The Alchemist of Souls by Anne Lyle
When Tudor explorers returned from the New World, they brought back a name out of half-forgotten Viking legend: skraylings. Red-sailed ships followed in the explorers’ wake, bringing Native American goods – and a skrayling ambassador – to London. But what do these seemingly magical beings really want in Elizabeth I’s capital?
Mal Catlyn, a down-at-heel swordsman, is seconded to the ambassador’s bodyguard, but assassination attempts are the least of his problems. What he learns about the skraylings and their unholy powers could cost England her new ally – and Mal Catlyn his soul.
Maliverny ‘Mal’ Catyln is a suitably heroic sort and he certainly typifies what you would expect from an Elizabethan dashing blade. Driven to protect Queen and country, he throws himself into his role and won’t let anything stop him. Mal has a roguish charm and his mix of easy manner and strong resolve make him a perfect protagonist.
Though Mal is an interesting lead, there were a couple of other characters that I was more taken with. Coby is a teenage girl who is forced to live her life pretending to be a boy, calling herself Jacob, in order to survive on her own. She is intelligent, inquisitive and has a quick wit. It struck me that she was far more sensible, and likeable, than the vast majority of her male contemporaries. The other character who struck a chord is Ned Faulkner, Mal’s best friend. I’ve not read a lot of fantasy fiction that features an openly gay character and I liked the dynamic that exists between Ned and Mal. There is an unrequited love that has a genuinely bittersweet air. Through Cody and Ned the author gets the chance to deliver some subtle, yet insightful, commentary on the nature of gender politics and sexuality in the 16th century.
One of the big questions that the novel examines is the coming together of different cultures. Initally the skraylings appear to be a slightly creepy, supernatural race, and their civilisation is completely alien to everyone that comes into contact with them. Through his role as bodyguard, Mal gets to learn the secrets of their race. He gets to learn that in many ways the skraylings are not that dissimilar to us.
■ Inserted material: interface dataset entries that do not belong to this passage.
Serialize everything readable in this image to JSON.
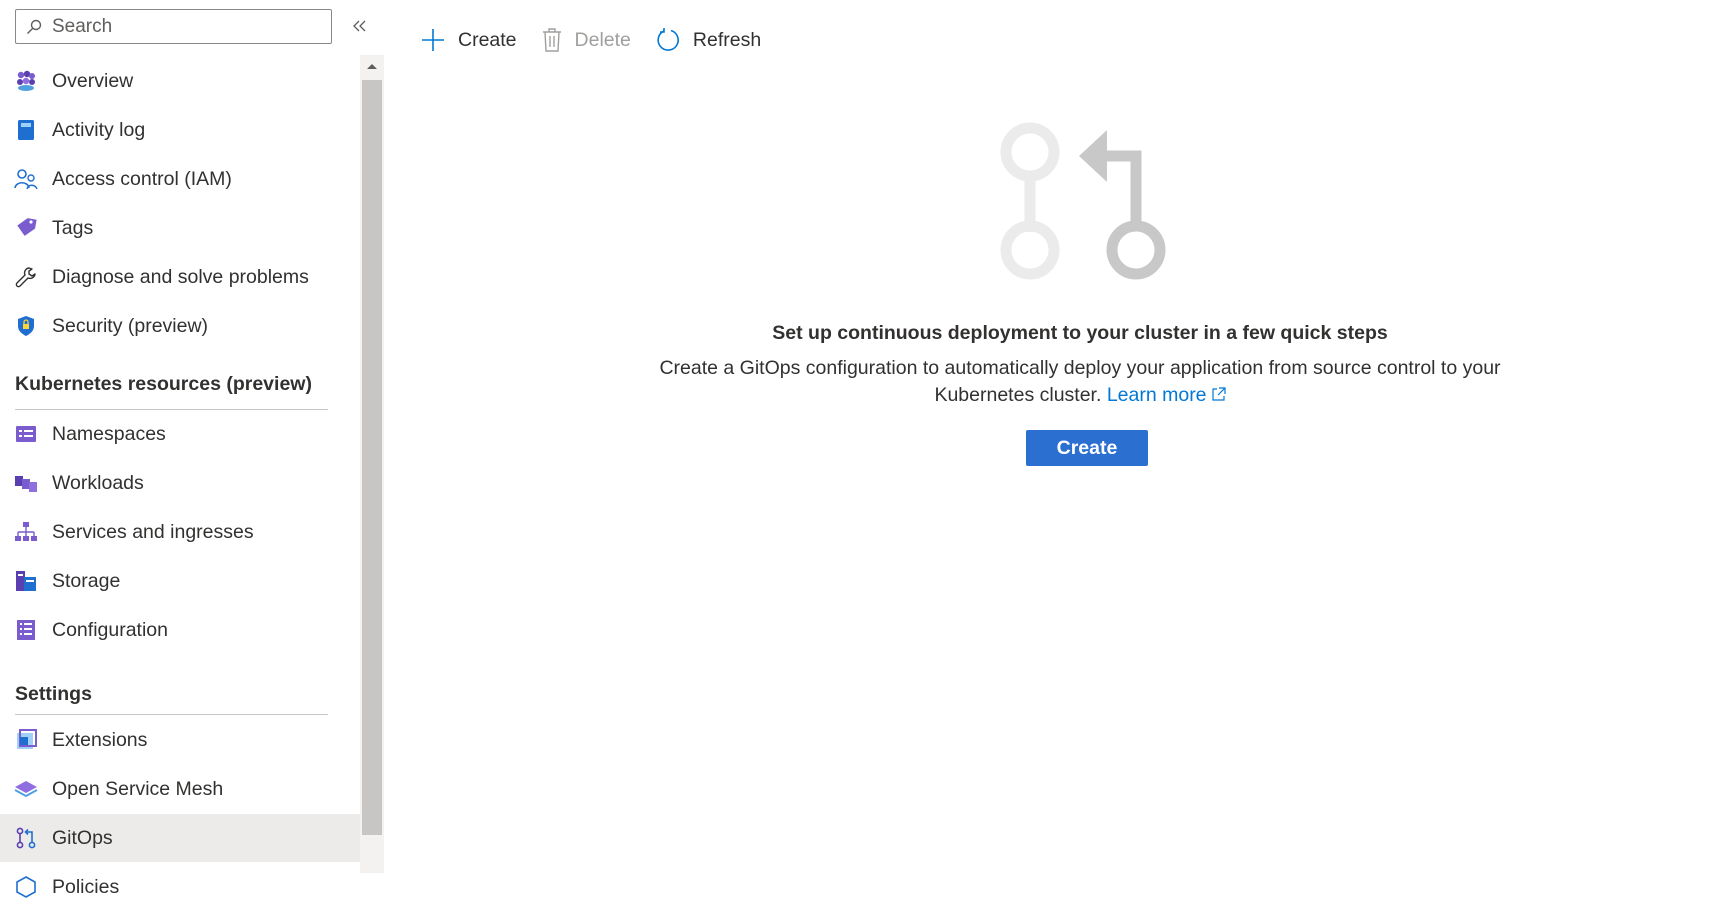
{
  "search": {
    "placeholder": "Search"
  },
  "sidebar": {
    "items_top": [
      {
        "label": "Overview",
        "icon": "overview-icon"
      },
      {
        "label": "Activity log",
        "icon": "activity-log-icon"
      },
      {
        "label": "Access control (IAM)",
        "icon": "access-control-icon"
      },
      {
        "label": "Tags",
        "icon": "tag-icon"
      },
      {
        "label": "Diagnose and solve problems",
        "icon": "wrench-icon"
      },
      {
        "label": "Security (preview)",
        "icon": "shield-icon"
      }
    ],
    "section_k8s": {
      "title": "Kubernetes resources (preview)",
      "items": [
        {
          "label": "Namespaces",
          "icon": "namespaces-icon"
        },
        {
          "label": "Workloads",
          "icon": "workloads-icon"
        },
        {
          "label": "Services and ingresses",
          "icon": "services-icon"
        },
        {
          "label": "Storage",
          "icon": "storage-icon"
        },
        {
          "label": "Configuration",
          "icon": "configuration-icon"
        }
      ]
    },
    "section_settings": {
      "title": "Settings",
      "items": [
        {
          "label": "Extensions",
          "icon": "extensions-icon"
        },
        {
          "label": "Open Service Mesh",
          "icon": "service-mesh-icon"
        },
        {
          "label": "GitOps",
          "icon": "gitops-icon",
          "selected": true
        },
        {
          "label": "Policies",
          "icon": "policies-icon"
        }
      ]
    }
  },
  "toolbar": {
    "create_label": "Create",
    "delete_label": "Delete",
    "refresh_label": "Refresh"
  },
  "empty_state": {
    "title": "Set up continuous deployment to your cluster in a few quick steps",
    "description": "Create a GitOps configuration to automatically deploy your application from source control to your Kubernetes cluster.",
    "learn_more": "Learn more",
    "button_label": "Create"
  },
  "colors": {
    "accent": "#2b6fd1",
    "link": "#0078d4",
    "selected_bg": "#edebe9",
    "illustration_light": "#e8e8e8",
    "illustration_dark": "#c8c8c8"
  }
}
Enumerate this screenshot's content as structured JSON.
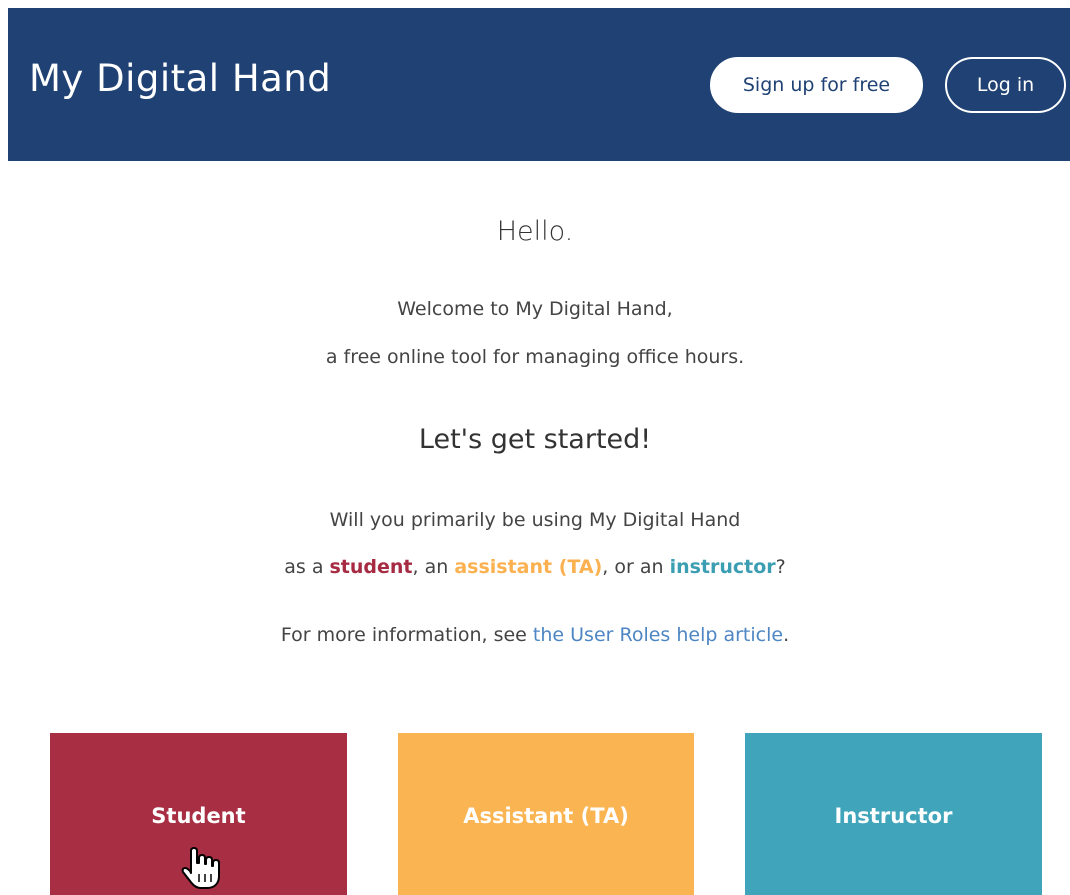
{
  "header": {
    "brand": "My Digital Hand",
    "signup_label": "Sign up for free",
    "login_label": "Log in"
  },
  "intro": {
    "greeting": "Hello.",
    "welcome_line1": "Welcome to My Digital Hand,",
    "welcome_line2": "a free online tool for managing office hours.",
    "started": "Let's get started!",
    "question_line1": "Will you primarily be using My Digital Hand",
    "question_prefix": "as a ",
    "student_word": "student",
    "sep1": ", an ",
    "assistant_word": "assistant (TA)",
    "sep2": ", or an ",
    "instructor_word": "instructor",
    "question_suffix": "?",
    "moreinfo_prefix": "For more information, see ",
    "help_link": "the User Roles help article",
    "moreinfo_suffix": "."
  },
  "roles": [
    {
      "label": "Student",
      "color": "#a82f43"
    },
    {
      "label": "Assistant (TA)",
      "color": "#fbb452"
    },
    {
      "label": "Instructor",
      "color": "#40a5ba"
    }
  ],
  "cursor": {
    "icon": "hand-pointer-cursor-icon"
  },
  "colors": {
    "header_bg": "#1f4173",
    "student": "#a62b42",
    "assistant": "#fbb150",
    "instructor": "#3b9eb2",
    "link": "#4d86c2"
  }
}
Anne Lyle’s writing manages to very effectively portray the differing faces of Tudor era England. In some scenes the reader will find themselves in the midst of a bawdy romp while in another there is the spectacle of all the pomp and ceremony of the age. Amongst all this decadence, there are also glimpses of the dark conspiracies and petty intrigues that existed at that time. Politics and murder walk hand in hand and it is up to Mal and his friends to discover the truth behind the lies.
One of my favourite things that about novels that have a historic setting is the language that an author gets the opportunity to play with. I can’t help but smile when I am faced with a hey nonny nonny. The Alchemist of Souls contains so many wonderful turns of phrase and scattering these throughout the text adds an extra layer of depth to the narrative. These little Shakespearean touches are a heck of a lot of fun.
Over on the Angry Robot website, author of The Sword of Albion, Mark Chadbourn, has this to say about the novel.
“In her terrific debut novel, Anne Lyle conjures up a magical Elizabethan England of seedy glamour, long shadows, pulsating romance and heart-stopping adventure. The Alchemist of Souls is the calling card of a great new talent in the fantasy field.”
Even after reading only the first few chapters I quickly realised that he was one hundred percent right. My advice Mr Chadbourn – you had better watch your back, you’ve got some serious competition.
The Alchemist of Souls published by Angry Robot and is already available in the US. The novel is released globally today.